EXERCISE GOAL. Your answer should be every line of the entries that has the string "with" in it.

___ WORKING DATA

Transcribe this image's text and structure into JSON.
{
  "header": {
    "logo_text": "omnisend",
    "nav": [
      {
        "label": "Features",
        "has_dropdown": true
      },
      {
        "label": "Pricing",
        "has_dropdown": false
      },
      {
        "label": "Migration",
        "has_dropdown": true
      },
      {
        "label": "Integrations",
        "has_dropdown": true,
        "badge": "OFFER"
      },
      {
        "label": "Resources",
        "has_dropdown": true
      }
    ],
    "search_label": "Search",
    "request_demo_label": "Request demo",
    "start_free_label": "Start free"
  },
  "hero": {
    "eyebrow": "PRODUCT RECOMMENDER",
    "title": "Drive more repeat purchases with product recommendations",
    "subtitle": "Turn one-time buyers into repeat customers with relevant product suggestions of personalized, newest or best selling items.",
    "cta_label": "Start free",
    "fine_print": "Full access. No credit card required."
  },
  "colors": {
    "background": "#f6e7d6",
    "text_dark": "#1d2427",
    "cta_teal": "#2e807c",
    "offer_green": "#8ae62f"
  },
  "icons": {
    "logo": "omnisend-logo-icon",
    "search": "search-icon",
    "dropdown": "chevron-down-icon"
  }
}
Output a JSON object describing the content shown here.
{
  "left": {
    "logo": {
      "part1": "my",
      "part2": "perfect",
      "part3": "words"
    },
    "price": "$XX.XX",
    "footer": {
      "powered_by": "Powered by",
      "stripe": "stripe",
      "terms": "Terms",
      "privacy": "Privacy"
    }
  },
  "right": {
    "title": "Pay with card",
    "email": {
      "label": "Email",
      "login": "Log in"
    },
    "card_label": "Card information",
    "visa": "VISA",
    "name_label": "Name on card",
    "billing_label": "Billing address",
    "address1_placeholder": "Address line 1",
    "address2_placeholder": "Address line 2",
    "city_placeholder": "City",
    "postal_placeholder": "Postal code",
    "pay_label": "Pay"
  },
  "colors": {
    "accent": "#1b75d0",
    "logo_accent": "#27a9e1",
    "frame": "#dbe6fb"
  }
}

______

EXERCISE OUTPUT.
    "title": "Drive more repeat purchases with product recommendations",
    "subtitle": "Turn one-time buyers into repeat customers with relevant product suggestions of personalized, newest or best selling items.",
    "title": "Pay with card",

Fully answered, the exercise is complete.